The dates in the title tell of Richard Wilbur’s remarkable longevity. Once a youthful prodigy, he became part of poetry anthologies 30 years ago. By now Wilbur is a grizzled eminence, known at least vaguely to most Americans who pay any attention to poetry.
Like many poets of his generation, he wrote well-crafted formal poems in the 1940s and ’50s, when conservatism dominated both poetry and politics.
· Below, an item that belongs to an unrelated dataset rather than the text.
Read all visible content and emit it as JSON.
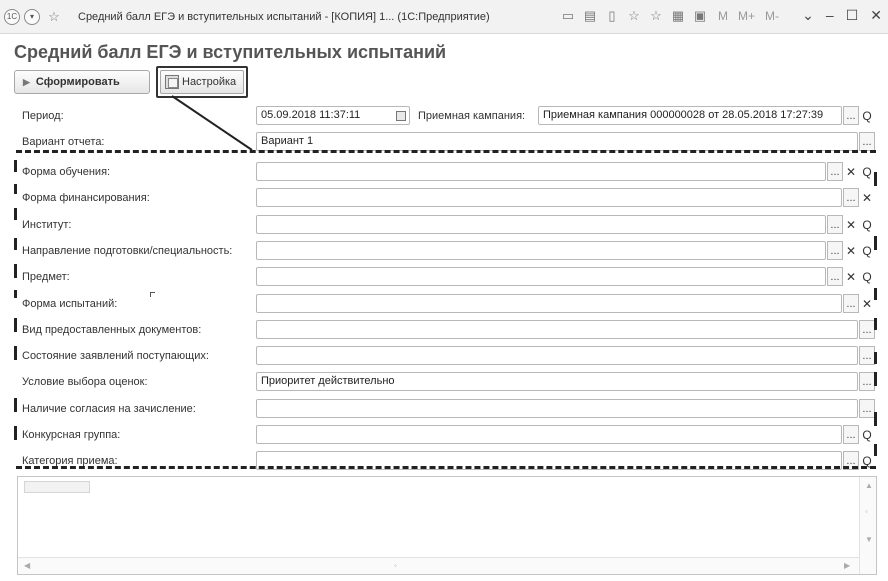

Unlike poets such as Robert Lowell, Adrienne Rich and James Wright, however, he was not tempted by the experiments with form and subject matter that came during the ’60s. Long eclipsed both by the work of his more pyrotechnic peers and by the sheer number of poets clamoring for attention, Wilbur’s star may be on the rise once again as political and poetic fashions move in rough parallel and New Formalists like National Endowment for the Arts chair Dana Gioia labor to bring formal verse back into fashion.